CWU Professor Mark Auslander has researched and proposed likely identities for the names on Ashley’s Sack, a piece of embroidery from 1921 tracing one family’s lineage through slavery. Really neat work digging into American history.
For almost a decade, a slavery-era artifact known as “Ashley’s Sack” has intrigued historians unable to identify Ashley—the girl’s name preserved in needlework. The Smithsonian, where the sack is on display, may now attribute the recent discovery of Ashley’s identity to Central Washington University Professor Mark Auslander.

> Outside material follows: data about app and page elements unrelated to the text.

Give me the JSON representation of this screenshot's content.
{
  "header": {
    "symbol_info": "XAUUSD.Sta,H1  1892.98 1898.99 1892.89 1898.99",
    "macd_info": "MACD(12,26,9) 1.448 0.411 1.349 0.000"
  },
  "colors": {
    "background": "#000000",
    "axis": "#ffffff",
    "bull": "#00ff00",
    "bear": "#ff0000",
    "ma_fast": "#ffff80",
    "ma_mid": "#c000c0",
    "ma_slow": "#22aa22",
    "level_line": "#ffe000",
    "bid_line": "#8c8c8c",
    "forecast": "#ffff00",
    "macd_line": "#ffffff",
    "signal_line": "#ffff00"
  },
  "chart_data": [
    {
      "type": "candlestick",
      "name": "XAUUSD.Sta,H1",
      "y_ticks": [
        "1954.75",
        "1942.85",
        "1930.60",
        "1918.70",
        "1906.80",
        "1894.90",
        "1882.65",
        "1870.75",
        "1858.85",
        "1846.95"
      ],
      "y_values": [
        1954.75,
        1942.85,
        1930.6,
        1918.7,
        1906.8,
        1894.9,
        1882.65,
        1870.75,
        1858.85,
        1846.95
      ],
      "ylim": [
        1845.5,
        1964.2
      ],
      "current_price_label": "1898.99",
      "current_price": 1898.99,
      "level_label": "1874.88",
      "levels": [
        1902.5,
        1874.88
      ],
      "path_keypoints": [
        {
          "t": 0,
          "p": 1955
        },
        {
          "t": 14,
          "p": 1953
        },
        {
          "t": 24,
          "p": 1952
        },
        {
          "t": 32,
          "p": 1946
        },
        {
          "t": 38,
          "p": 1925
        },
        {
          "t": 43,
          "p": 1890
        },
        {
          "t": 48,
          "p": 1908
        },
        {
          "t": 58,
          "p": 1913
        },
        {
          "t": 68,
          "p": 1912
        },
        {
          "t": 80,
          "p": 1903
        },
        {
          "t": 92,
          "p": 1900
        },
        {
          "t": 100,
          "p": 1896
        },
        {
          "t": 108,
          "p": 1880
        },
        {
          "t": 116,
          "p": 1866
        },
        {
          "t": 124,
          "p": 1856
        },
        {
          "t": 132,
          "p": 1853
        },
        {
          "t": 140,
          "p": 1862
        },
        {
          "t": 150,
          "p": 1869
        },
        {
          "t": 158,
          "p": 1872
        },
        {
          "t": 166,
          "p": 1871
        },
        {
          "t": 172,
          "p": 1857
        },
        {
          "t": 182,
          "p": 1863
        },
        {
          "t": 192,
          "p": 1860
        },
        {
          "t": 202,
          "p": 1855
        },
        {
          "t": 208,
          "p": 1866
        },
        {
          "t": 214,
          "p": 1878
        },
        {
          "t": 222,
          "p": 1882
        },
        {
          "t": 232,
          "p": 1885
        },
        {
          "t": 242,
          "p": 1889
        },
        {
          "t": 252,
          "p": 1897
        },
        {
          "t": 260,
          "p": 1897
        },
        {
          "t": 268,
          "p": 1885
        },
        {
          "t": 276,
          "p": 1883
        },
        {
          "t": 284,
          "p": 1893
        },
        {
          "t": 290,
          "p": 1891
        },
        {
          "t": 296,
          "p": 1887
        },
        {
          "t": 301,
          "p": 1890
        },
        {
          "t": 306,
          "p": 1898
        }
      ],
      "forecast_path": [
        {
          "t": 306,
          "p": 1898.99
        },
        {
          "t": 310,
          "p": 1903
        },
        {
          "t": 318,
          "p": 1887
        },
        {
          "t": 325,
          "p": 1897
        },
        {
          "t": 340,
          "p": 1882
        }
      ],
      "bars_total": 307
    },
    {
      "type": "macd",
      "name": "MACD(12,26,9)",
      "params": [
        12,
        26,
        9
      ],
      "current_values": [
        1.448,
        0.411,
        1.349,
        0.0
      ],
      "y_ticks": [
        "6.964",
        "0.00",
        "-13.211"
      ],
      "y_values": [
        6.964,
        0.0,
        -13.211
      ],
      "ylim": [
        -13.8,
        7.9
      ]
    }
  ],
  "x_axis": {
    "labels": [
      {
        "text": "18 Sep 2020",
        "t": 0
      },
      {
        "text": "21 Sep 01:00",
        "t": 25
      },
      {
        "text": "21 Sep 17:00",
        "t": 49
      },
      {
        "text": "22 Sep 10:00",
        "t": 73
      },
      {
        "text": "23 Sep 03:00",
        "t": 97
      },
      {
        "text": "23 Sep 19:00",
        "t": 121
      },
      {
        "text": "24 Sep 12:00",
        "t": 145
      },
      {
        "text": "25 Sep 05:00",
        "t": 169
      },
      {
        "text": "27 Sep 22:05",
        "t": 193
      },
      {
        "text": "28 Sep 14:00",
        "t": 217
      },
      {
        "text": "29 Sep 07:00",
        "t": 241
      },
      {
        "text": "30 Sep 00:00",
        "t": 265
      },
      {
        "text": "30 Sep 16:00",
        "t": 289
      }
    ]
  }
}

Auslander, who teaches in the department of Anthropology and Museum Studies and is director for the Museum of Culture and Environment spent the last year researching the lineage of the three women whose names were needle worked into the cloth. Research led him to North Carolina and Philadelphia where he searched slave, court and estate records, as well as early bank and census data.
“The object has become a kind of obsession for me during this past year,” said Auslander.
His findings were recently published in the article “Slavery’s Traces: In Search of Ashley’s Sack,” in the noted academic journal Southern Spaces.
Ashley’s Sack, on loan from Middleton Place in South Carolina, is currently on exhibit in the newly opened Smithsonian National Museum of African American History and Culture in Washington, DC.
However, reading CWU’s writeup of the news has one unfortunate bit that really stood out to me (emphasis mine):
The original object was found in 2007 at a flea market in the small town of Springfield, Tennessee. Little was known of its history, but it gained great attention by historians and academics. Even less was known about the females listed on the sack.
This really, really should have read, “Even less was known about the women listed on the sack.”
Using “females” instead of “women” is rude and dehumanizing, and to do so within the context of a historical artifact of the slavery era makes it even worse. Just don’t do it (especially if you’re writing for an institute of higher learning, and again especially if your writing about an artifact of an era where the dehumanization of an entire race, let alone gender, was the norm).